Here and there, one can see the red shuka (cloth) of a Maasai gliding between the dry thorny bushes. Fifty meters away under a tree, our colleagues are providing a training to Maasai women about sexually transmitted infections at the Isoitok tented camp in Manyara. As I am waiting, Mr. Kipamba, one of the Maasai elders comes running towards me to say ‘Hi’. I tell him that I missed him at the training the day before and ask if he will attend today. He says he is too busy with the cattle. I tell him that our m-health system is ready and give him the free phone number that he can call. He immediately calls the number and shouts: “ Eeh…she is talking Kimaasai.”(meaning the Maasai language). We shake hands and off he goes into the bushes while continuing listening to his phone.
The journey to awareness on sexual and reproductive health and right.
Three years ago, I had a conversation with a young Maasai man employed at Isoitok Camp, Mbayani, who got married and had one child. He tells me that he doesn’t want to have more than two kids and asks me how to prevent having more. Being a health scientist, I could at least give the minimal information I know about the fertility cycle and about contraceptives. He tells me that the Maasai in his area are not aware of this and asks if we can assist, and this is how the ONDOILO (voice in Kimaasai) was born. We managed to get an Innovate and Learn grant from Voice in Tanzania to help us move from theory to practice.

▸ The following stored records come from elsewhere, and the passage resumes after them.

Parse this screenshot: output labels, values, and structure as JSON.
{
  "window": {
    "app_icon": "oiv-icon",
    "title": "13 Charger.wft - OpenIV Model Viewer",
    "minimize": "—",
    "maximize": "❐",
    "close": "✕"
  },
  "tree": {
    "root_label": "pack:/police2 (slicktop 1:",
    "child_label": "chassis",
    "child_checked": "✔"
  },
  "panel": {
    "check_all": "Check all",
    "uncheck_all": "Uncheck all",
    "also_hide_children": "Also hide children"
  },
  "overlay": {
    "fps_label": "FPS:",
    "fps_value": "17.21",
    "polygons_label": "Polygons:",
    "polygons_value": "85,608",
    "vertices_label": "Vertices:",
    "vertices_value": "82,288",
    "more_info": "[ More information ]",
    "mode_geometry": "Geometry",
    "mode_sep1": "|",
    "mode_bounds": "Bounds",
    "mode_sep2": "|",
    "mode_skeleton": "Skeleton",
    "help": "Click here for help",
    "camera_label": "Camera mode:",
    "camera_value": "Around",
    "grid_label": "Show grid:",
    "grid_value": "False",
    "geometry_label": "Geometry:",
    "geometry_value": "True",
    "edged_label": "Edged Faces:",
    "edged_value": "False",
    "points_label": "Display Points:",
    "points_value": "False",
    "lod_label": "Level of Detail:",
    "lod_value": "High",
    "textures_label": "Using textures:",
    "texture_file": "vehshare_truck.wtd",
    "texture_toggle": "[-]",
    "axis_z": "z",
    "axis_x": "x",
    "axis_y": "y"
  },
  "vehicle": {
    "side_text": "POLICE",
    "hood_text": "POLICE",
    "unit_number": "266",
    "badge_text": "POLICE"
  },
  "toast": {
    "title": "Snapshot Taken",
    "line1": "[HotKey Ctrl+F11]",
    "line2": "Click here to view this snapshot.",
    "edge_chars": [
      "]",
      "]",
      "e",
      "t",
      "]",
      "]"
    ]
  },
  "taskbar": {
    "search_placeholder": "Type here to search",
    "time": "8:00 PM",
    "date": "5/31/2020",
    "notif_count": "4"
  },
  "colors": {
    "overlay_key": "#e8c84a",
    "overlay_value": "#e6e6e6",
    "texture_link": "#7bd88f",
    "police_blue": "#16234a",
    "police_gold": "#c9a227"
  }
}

Access to health information
Since then, we have had informal discussions with Maasai and later collected structured data on the knowledge and use of contraceptives among Maasai. This strengthened the anecdotal statement from Mbayani. The Maasai in Esilalei have limited access to health information due to illiteracy, limited understanding of Kiswahili (the national language of Tanzania) and healthcare often being far away.
Based on the data and the Tanzanian guidelines for family planning and contraceptive availability, we designed a so-called interactive voice response calling (IVRC) system to increase access to information about sexual health and related factors. The system is called ‘Embiotishu’, meaning health in Kimaasai and is freely available through a given phone number. One can call the phone number and a friendly lady can be heard talking about the programme in Kimaasai and asking the caller to feel free to ask for more information that they wish to know more about. She, for example, says: “If you want to know more about the fertility cycle, please press 3.” The caller can then press any of the given numbers as per instructions given.
Creating digital literacy
Just before my conversation with Mr. Kipamba, we had introduced the m-health system to Maasai couples by showing them the phone number. In addition, as some of them cannot read, we took them through which button stands for nabo (1), are (2), uni (3) etcetera. Many started calling the phone number immediately and seemed to be listening with interest. Our project is a so-called participatory action research approach, which means that the intervention will be developed together with the groups. The system is dynamic and will still need changes as we learn. However the seed has been planted to increase access to health information for Maasai!